Informatics training for clinicians is more important than hardware and software.

Date Published:

2009

Abstract:

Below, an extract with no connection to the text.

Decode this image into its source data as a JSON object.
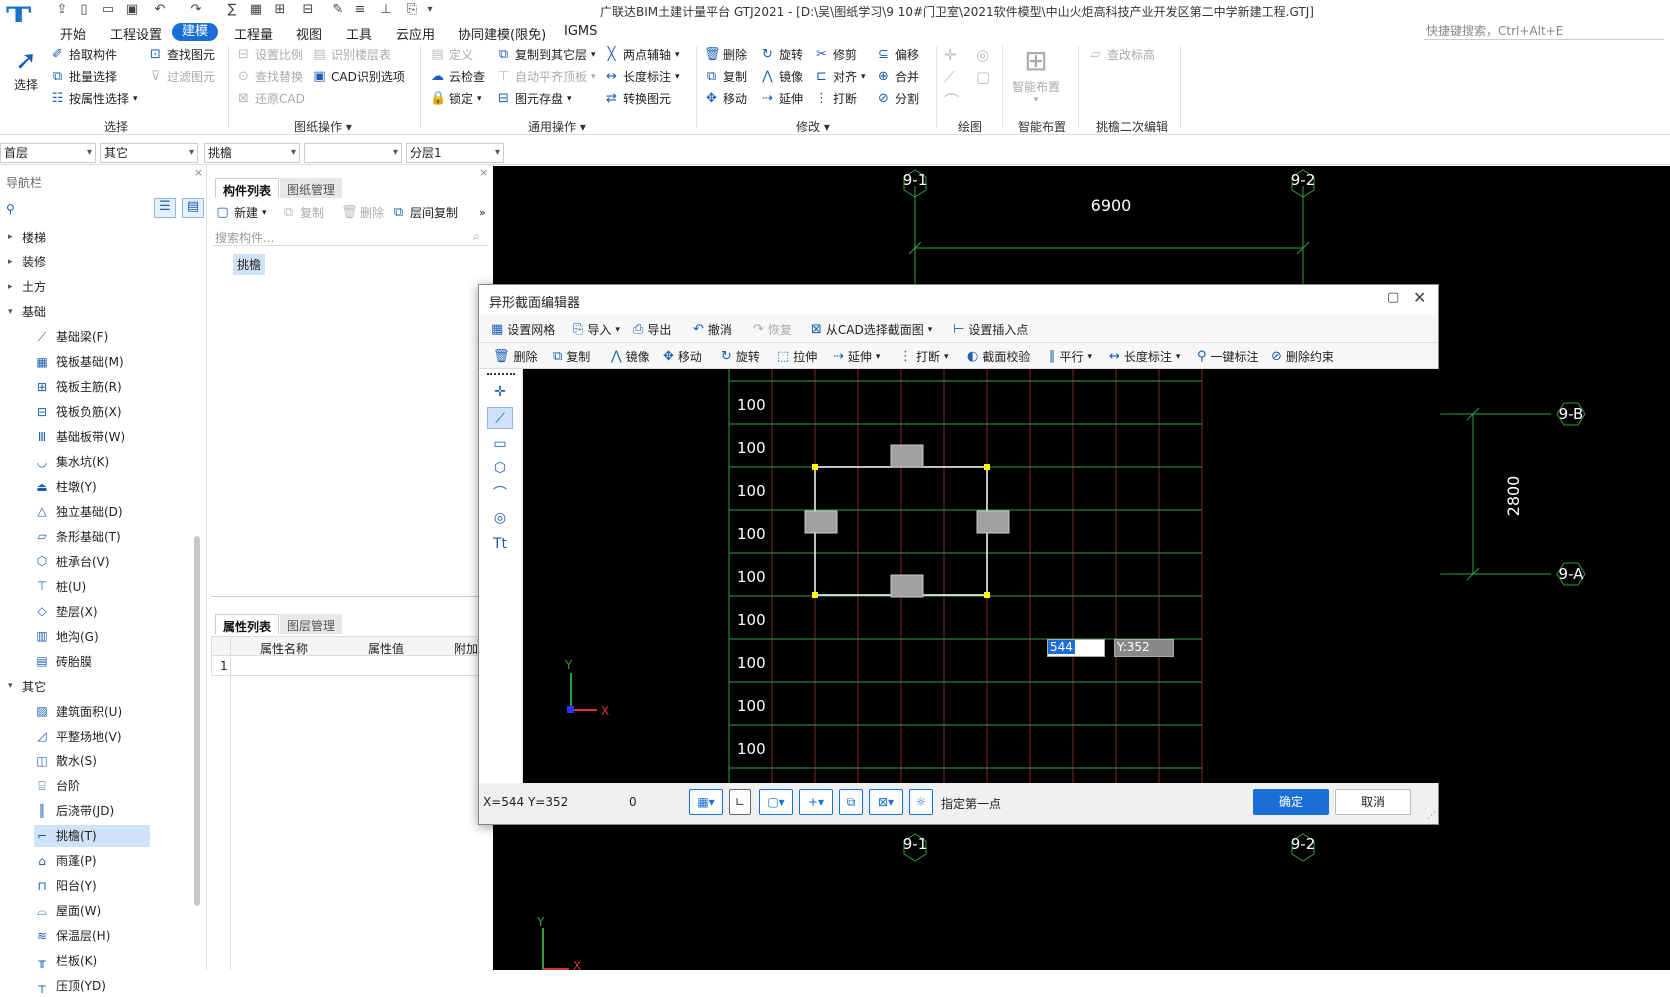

OBJECTIVE: The importance of training physicians and nurses in the art, skill and science of clinical informatics has never been greater. What level of training is necessary and sufficient to equip the 21st century healthcare workforce for the transformative opportunity enabled by widespread deployment of EHRs? METHODS: Building on the success of its 10x10 program, AMIA with support from the Robert Wood Johnson foundation took its next step to create the necessary documents to have clinical informatics recognized as a sub-specialty by the American Board of Medical Specialties (ABMS). RESULTS: We defined the core content that had to be mastered and describing how physicians interested in the sub-specialty clinical informatics would be trained. The results of this work have been approved by the board of AMIA and have been published in its journal JAMIA. CONCLUSION: The health challenges of the 21 century require that we rapidly train the clinical workforce in clinical informatics. In addition to buying hardware and software, our health systems need to sponsor this training. Two percent of every Health IT budget should be targeted for clinician education.